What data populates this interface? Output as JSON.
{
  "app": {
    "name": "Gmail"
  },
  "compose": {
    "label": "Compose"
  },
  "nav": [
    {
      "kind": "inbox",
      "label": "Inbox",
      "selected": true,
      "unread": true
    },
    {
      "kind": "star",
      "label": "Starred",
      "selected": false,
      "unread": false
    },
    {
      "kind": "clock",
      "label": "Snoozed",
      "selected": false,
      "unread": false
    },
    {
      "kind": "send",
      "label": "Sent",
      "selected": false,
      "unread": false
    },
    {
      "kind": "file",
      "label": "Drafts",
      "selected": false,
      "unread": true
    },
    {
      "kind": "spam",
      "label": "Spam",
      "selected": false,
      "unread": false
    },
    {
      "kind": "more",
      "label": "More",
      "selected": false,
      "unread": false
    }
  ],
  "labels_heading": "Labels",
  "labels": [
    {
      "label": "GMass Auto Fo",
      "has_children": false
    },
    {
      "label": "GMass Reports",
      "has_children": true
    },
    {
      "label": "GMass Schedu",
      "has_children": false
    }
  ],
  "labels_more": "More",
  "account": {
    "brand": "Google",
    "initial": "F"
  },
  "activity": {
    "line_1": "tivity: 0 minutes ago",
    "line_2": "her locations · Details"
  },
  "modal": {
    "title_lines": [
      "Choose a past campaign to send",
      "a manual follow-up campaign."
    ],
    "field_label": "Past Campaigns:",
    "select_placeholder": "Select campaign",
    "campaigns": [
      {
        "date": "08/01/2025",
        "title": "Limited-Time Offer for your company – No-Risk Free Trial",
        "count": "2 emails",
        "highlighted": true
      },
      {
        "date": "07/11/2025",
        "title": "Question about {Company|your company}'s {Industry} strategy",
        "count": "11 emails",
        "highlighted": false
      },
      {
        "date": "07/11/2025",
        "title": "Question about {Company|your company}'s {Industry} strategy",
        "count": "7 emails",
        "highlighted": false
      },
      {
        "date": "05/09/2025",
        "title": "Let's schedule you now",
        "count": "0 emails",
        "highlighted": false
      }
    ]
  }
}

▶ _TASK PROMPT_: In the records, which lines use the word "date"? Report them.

▶ _RESULT FOR THIS EXERCISE_:
        "date": "08/01/2025",
        "date": "07/11/2025",
        "date": "07/11/2025",
        "date": "05/09/2025",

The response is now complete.